Housing and Bailouts

I work a lot with finance.  One of the primary issues which has faced finance in the last year, of course, were the bank bailouts, opposed by just about everyone except the people who matter.  Let's face it, no one likes it when tax money goes to corporations who lost massive amounts of money.  If any case can be made that big business and big government are not always diametrically opposed, the anecdote to prove it would be the Wall St. bailouts.  Much of the time, bigger government means bigger profits for bigger corporations, as I have written about elsewhere.

Much has been made, though of figuring out the "source" of the crisis that triggered the bailouts.  Liberals say that the "source" of the bailouts is the failure of the big banks to value long term over short term profits, the expansion of banking into non-loan business such as derivatives, securities, etc, and predatory lending by banks.  Conservatives typically pin the blame on the Community Reinvestment Act, which encouraged banks to make loans to subprime borrowers. 

The real source of the bailouts is closer to the conservative side; it is government intervention into the housing markets.  The CRA certainly played a role in encouraging bad loans to be given out.  But the U.S. housing market has government fingerprints all over it.  Mortgage interest is tax deductible.  Fannie Mae and Freddie Mac provide a secondary mortgage market, with nearly explicit government backing.  Defaulted debtors cannot be pursued by lenders in many states.  And the federal reserve's monetary policy kept interest rates extremely low for years, encouraging malinvestment in all markets.  Since housing has been subsidized and favored in the tax code for years, more investment took place in this market than in others.  And consistently low interest rates only fueled the unrealistic prices seen in the housing market.  Further, since housing had so much government backing, banks invested big money in mortgage backed securities since they were thought to be a "sure thing". 

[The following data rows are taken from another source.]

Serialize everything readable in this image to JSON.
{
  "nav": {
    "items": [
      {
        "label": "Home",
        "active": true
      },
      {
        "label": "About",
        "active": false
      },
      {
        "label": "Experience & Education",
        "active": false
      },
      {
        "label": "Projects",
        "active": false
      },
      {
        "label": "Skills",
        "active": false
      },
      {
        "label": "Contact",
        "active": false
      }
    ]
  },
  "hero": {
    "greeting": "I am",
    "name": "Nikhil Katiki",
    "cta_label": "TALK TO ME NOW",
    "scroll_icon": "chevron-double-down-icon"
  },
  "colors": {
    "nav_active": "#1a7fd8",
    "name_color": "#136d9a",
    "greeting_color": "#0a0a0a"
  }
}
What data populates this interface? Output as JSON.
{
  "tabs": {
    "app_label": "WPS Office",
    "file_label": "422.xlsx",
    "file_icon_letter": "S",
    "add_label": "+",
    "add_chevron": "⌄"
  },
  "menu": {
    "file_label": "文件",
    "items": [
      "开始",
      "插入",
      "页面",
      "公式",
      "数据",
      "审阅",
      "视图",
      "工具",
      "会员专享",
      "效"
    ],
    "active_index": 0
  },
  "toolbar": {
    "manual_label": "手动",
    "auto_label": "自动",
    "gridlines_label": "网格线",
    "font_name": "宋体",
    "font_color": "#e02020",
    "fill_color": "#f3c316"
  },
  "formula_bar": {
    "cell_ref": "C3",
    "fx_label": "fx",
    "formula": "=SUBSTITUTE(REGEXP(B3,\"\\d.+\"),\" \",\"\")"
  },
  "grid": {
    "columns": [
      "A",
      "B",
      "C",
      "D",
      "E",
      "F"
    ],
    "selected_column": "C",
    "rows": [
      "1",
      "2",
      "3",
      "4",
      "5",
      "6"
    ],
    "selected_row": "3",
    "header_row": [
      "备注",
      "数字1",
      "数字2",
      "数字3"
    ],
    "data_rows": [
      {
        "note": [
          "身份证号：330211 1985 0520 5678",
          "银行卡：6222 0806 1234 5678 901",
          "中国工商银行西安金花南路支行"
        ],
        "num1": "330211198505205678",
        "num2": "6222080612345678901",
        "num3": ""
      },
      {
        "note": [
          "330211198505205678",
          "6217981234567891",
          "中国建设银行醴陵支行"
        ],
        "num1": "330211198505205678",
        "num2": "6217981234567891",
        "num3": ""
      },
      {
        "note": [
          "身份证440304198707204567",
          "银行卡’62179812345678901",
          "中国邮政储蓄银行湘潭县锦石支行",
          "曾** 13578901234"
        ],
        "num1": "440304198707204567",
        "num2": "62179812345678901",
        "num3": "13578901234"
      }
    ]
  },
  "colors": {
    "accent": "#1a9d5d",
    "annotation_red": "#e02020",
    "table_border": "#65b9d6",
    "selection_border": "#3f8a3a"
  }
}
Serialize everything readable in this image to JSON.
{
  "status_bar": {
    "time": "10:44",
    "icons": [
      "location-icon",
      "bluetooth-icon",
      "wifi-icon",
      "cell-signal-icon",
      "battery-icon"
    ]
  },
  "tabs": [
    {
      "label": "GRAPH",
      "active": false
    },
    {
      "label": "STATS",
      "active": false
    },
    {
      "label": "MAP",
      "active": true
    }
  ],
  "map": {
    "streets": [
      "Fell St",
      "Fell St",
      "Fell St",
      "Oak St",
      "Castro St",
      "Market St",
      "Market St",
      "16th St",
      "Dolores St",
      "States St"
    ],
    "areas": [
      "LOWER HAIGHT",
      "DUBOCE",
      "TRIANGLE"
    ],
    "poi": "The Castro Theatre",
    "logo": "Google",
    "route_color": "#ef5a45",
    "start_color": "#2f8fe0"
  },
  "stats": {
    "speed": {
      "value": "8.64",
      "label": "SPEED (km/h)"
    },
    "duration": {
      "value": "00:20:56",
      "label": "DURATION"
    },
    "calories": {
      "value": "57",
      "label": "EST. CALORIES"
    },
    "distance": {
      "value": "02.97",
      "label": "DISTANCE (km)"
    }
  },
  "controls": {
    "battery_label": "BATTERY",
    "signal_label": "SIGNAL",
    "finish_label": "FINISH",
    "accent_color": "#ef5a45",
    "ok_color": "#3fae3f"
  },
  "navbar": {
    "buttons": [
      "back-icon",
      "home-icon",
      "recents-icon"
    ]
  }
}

Unfortunately, that which can't continue, won't.  And government can only prop up a house of pricing cards so long before reality causes the house to collapse.  And since banks had so much of their assets in mortgage backed securities, when the prices fell, the banks lost money hands over fist. 

To compound problems, the government thought it would be a good idea to get even more involved and housing and banking by bailing out banks, passing a first time home owner tax credit, trying to pass "consumer financial protection" legislation (let's have a consumer government protection agency...), first time homebuyer tax credits, and counting.  Government should get out of banking, and get out of bailouts.  Stop subsidizing and interfering with the market.  Real people get hurt when they get involved.  And the worst thing they can do is to interfere even worse when the problems they create get out of control.  As usual, the proposed solution for government created problems is more government.  It's a brutal cycle.

1 comment:

  1. the bailouts were a large redistribution of wealth, and this "financial crisis" was caused, as you well know, by the fact that the federal reserve prints fiat money out of thin air, and then loans that money to the government at interest, and the only way for the government to pay back that money is with taxes. the government loaned corporations and banks our money, and now we have to pay it back. unbelievable.